**Aim of the exercise:** Below are records to be reproduced exactly and in full.
------------------------------------
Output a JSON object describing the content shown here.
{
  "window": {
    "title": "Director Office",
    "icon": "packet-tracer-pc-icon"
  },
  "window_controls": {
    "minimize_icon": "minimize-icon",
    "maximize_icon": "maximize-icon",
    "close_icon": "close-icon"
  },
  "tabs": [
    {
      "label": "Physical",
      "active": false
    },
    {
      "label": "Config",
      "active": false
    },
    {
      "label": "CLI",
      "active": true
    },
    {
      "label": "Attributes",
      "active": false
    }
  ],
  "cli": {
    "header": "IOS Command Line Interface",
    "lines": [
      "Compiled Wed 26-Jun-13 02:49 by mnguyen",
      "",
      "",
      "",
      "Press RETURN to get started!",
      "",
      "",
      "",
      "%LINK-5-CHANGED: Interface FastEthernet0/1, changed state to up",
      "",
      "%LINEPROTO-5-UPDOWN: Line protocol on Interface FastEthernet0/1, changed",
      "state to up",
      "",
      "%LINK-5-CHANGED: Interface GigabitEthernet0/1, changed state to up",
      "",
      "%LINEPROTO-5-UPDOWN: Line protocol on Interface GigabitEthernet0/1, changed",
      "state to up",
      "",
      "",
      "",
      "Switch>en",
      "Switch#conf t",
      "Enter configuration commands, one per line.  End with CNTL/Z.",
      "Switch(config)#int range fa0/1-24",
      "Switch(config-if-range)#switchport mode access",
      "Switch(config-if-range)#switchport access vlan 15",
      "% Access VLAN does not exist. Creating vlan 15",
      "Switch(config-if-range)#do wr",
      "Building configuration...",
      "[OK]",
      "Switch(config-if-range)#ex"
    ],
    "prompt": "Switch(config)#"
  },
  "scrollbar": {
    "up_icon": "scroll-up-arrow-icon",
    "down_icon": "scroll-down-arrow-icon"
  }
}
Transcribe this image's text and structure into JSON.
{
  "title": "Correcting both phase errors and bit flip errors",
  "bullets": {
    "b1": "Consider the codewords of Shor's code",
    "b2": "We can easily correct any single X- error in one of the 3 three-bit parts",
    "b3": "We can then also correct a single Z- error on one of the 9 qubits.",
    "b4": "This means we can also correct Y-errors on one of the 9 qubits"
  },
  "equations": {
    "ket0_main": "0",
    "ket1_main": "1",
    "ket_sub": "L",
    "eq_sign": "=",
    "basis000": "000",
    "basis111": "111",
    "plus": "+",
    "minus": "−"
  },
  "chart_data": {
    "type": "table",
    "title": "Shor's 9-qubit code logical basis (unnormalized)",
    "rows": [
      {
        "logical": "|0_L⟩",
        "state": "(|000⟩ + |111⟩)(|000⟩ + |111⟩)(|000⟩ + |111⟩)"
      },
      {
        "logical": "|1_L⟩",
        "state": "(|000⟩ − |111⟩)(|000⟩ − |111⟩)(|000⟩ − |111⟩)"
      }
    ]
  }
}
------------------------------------
**Your response:**
Output a JSON object describing the content shown here.
{
  "window": {
    "title": "Director Office",
    "icon": "packet-tracer-pc-icon"
  },
  "window_controls": {
    "minimize_icon": "minimize-icon",
    "maximize_icon": "maximize-icon",
    "close_icon": "close-icon"
  },
  "tabs": [
    {
      "label": "Physical",
      "active": false
    },
    {
      "label": "Config",
      "active": false
    },
    {
      "label": "CLI",
      "active": true
    },
    {
      "label": "Attributes",
      "active": false
    }
  ],
  "cli": {
    "header": "IOS Command Line Interface",
    "lines": [
      "Compiled Wed 26-Jun-13 02:49 by mnguyen",
      "",
      "",
      "",
      "Press RETURN to get started!",
      "",
      "",
      "",
      "%LINK-5-CHANGED: Interface FastEthernet0/1, changed state to up",
      "",
      "%LINEPROTO-5-UPDOWN: Line protocol on Interface FastEthernet0/1, changed",
      "state to up",
      "",
      "%LINK-5-CHANGED: Interface GigabitEthernet0/1, changed state to up",
      "",
      "%LINEPROTO-5-UPDOWN: Line protocol on Interface GigabitEthernet0/1, changed",
      "state to up",
      "",
      "",
      "",
      "Switch>en",
      "Switch#conf t",
      "Enter configuration commands, one per line.  End with CNTL/Z.",
      "Switch(config)#int range fa0/1-24",
      "Switch(config-if-range)#switchport mode access",
      "Switch(config-if-range)#switchport access vlan 15",
      "% Access VLAN does not exist. Creating vlan 15",
      "Switch(config-if-range)#do wr",
      "Building configuration...",
      "[OK]",
      "Switch(config-if-range)#ex"
    ],
    "prompt": "Switch(config)#"
  },
  "scrollbar": {
    "up_icon": "scroll-up-arrow-icon",
    "down_icon": "scroll-down-arrow-icon"
  }
}
Transcribe this image's text and structure into JSON.
{
  "title": "Correcting both phase errors and bit flip errors",
  "bullets": {
    "b1": "Consider the codewords of Shor's code",
    "b2": "We can easily correct any single X- error in one of the 3 three-bit parts",
    "b3": "We can then also correct a single Z- error on one of the 9 qubits.",
    "b4": "This means we can also correct Y-errors on one of the 9 qubits"
  },
  "equations": {
    "ket0_main": "0",
    "ket1_main": "1",
    "ket_sub": "L",
    "eq_sign": "=",
    "basis000": "000",
    "basis111": "111",
    "plus": "+",
    "minus": "−"
  },
  "chart_data": {
    "type": "table",
    "title": "Shor's 9-qubit code logical basis (unnormalized)",
    "rows": [
      {
        "logical": "|0_L⟩",
        "state": "(|000⟩ + |111⟩)(|000⟩ + |111⟩)(|000⟩ + |111⟩)"
      },
      {
        "logical": "|1_L⟩",
        "state": "(|000⟩ − |111⟩)(|000⟩ − |111⟩)(|000⟩ − |111⟩)"
      }
    ]
  }
}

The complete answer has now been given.